Grady High School, 2010
Armed with the confidence and tools gained through YE, Akinbola graduated high school as the owner of his own business, Bola Films. His video work helped him get accepted into Howard University, and he relocated to Washington, D.C., to study film, and after graduation, he gained a job at Golin, a global communications firm. Now, he’s transformed his video business into a creative marketing agency, Maroon Spirit, which focuses on helping startup businesses take flight.
Topeka High School, 2011
Chante loves going back to high school. Sometimes she returns to Topeka High as a speaker, other times as a mentor or to judge YE business plan competitions. Often, it’s to seek advice from her own YE teacher and mentor, Mr. Moore.
“He is hands-down the reason I have been successful,” Chante says, pointing out that it was Mr. Moore who convinced her to take YE, and while she was in college at Washburn University, he called her about a summer partnership – that later became an internship – at Westar Energy. For her and another YE alumna, Kaitlyn Truesdell the experience was life-changing. “I don’t know what my path would have looked like without YE, because it’s been a part of everything I’ve done after high school,” Chante explains.
“Our students are our future, and I want to help them see that they can craft their own paths.”
At Westar, while she mentored other YE students in their summer partnerships, her true passion was revealed: working with youth. ”Something YE taught me is that although I wasn’t born with every resource at my fingertips, I can still achieve my dreams,” she explains. ”Our students are our future, and I want to help them see that they can craft their own paths.” Currently pursuing a master’s degree in public administration at the University of Kansas, her goal is to help shape the future through education. And though Chante is experiencing her own success, she revels in watching other students taste it, too. ”YE has helped not only me but others who I went to high school with,” she says, ”and we are all just doing so well.”
Garden City High School, 2013
Garden City, Kansas
“YE’s role in my story is everything. My parents divorced when I was in middle school, and we moved around a lot. My life became pretty unstable, and I was just trying to survive one day at a time. Going into my junior year of high school, I hadn’t even given college a thought. I was just hoping to graduate high school. When some of my friends suggested I enroll in YE, everything changed. Something sparked inside me that I didn’t know was there.
“When some of my friends suggested I enroll in YE, everything changed. Something sparked inside me that I didn’t know was there.”

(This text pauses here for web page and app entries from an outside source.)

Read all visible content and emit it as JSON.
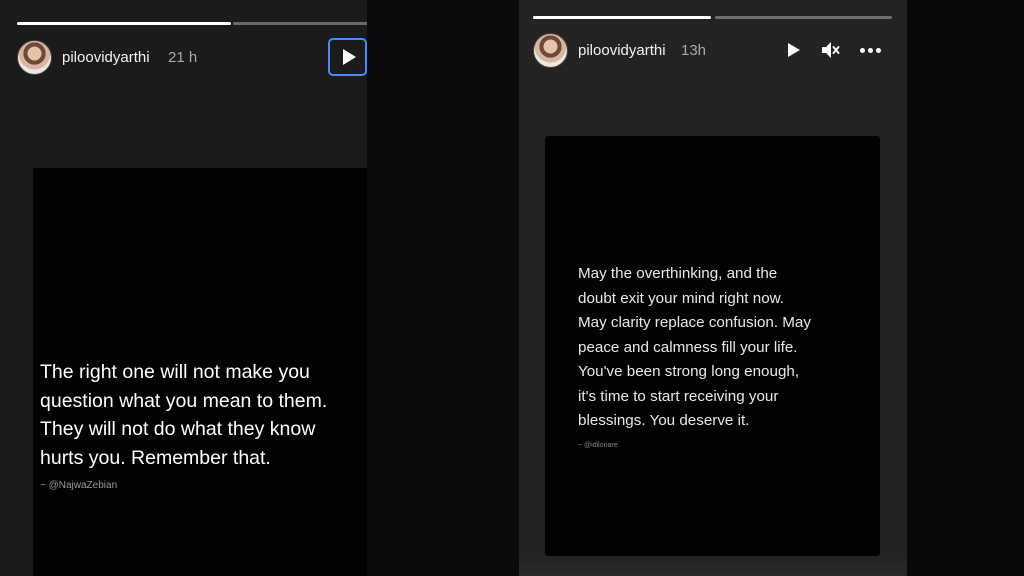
{
  "left_story": {
    "username": "piloovidyarthi",
    "time": "21 h",
    "progress": [
      1.0,
      0.0
    ],
    "quote": "The right one will not make you\nquestion what you mean to them.\nThey will not do what they know\nhurts you. Remember that.",
    "credit": "~ @NajwaZebian",
    "play_icon": "play-icon"
  },
  "right_story": {
    "username": "piloovidyarthi",
    "time": "13h",
    "progress": [
      1.0,
      0.0
    ],
    "quote": "May the overthinking, and the\ndoubt exit your mind right now.\nMay clarity replace confusion. May\npeace and calmness fill your life.\nYou've been strong long enough,\nit's time to start receiving your\nblessings. You deserve it.",
    "credit": "~ @idilonare",
    "icons": [
      "play-icon",
      "mute-icon",
      "more-icon"
    ]
  },
  "colors": {
    "story_bg_left": "#1b1b1b",
    "story_bg_right": "#232323",
    "focus_ring": "#4a89ff",
    "text_primary": "#ffffff",
    "text_secondary": "#a9a9a9"
  }
}
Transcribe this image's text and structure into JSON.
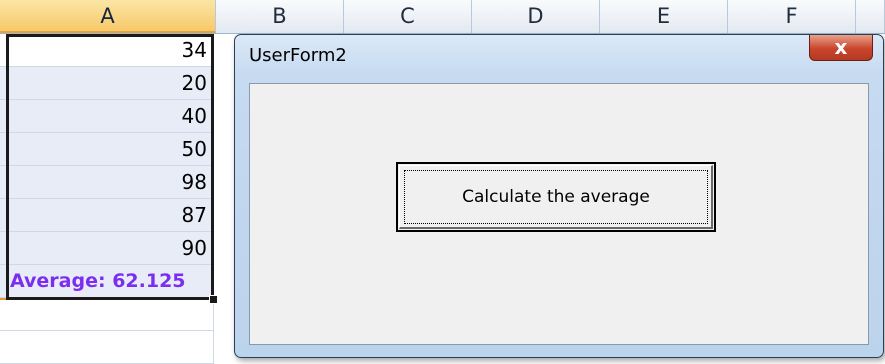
{
  "columns": [
    "A",
    "B",
    "C",
    "D",
    "E",
    "F"
  ],
  "cells_a": [
    "34",
    "20",
    "40",
    "50",
    "98",
    "87",
    "90",
    "Average: 62.125"
  ],
  "userform": {
    "title": "UserForm2",
    "close_glyph": "x",
    "button_label": "Calculate the average"
  },
  "colors": {
    "average_text": "#7b2ef0",
    "selected_header": "#f7c96a",
    "close_button": "#c9452c"
  },
  "icons": {
    "close": "close-icon"
  }
}
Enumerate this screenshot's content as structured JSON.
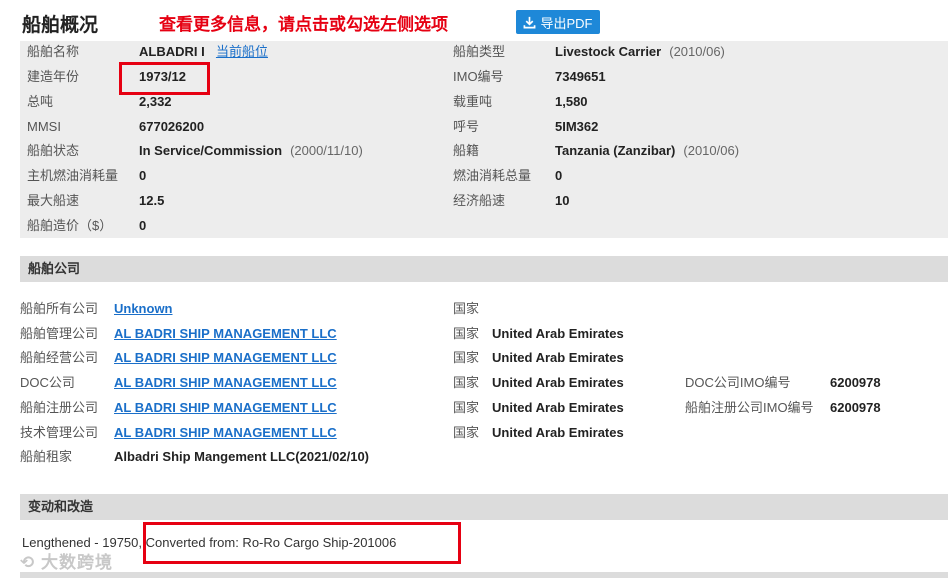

The class showed me how to find my passions and gave me confidence. It taught me that it’s okay to fail, but to expect to succeed. The hardest thing about high school is learning how and when to become an adult, and YE helped me navigate that. They provided mentorship, helped me apply for scholarships and now I’m the first person in my family to attend college.”
North High School
Hamid Bakhtiari was already aware of his entrepreneurial spirit in 2003. He had invested time and energy into mowing lawns, and was motivated to earn money. “At the time, I didn’t have a clear course on how to advance,” said Hamid. “Then an instructor at North High School in Wichita recommended Youth Entrepreneurs.”
A couple years later, Hamid used his entrepreneurial education and all of his savings to purchase a mobile communications business that his brother had helped start in Lawrence, Kansas. “The company previously focused on activating cell phones. I was looking at the market and seeing an opportunity to rebrand around a different need. Phone repair was not a common concept at the time, but technology was changing. Motorola launched the Razor, which Apple later followed with the iPhone 3G. Smartphones were becoming more personalized, and prices had skyrocketed. Customers weren’t necessarily looking to buy another phone if their device broke. They wanted someone who could fix the problem, and in a hurry. Our goal at MobileComm was to be the hero and repair their phones within an hour.”
“Some of the best lessons come through failure. Just because an idea fails doesn’t mean you fail at life. Invest in yourself and your ideas and you’ll never regret it.”
MobileComm has now expanded to seven Kansas locations. “YE helped me see the importance of catering to your market. I’ve had some other business ventures that weren’t as successful, but you learn. Some of the best lessons come through failure. Just because an idea fails doesn’t mean you fail at life. Invest in yourself and your ideas and you’ll never regret it.”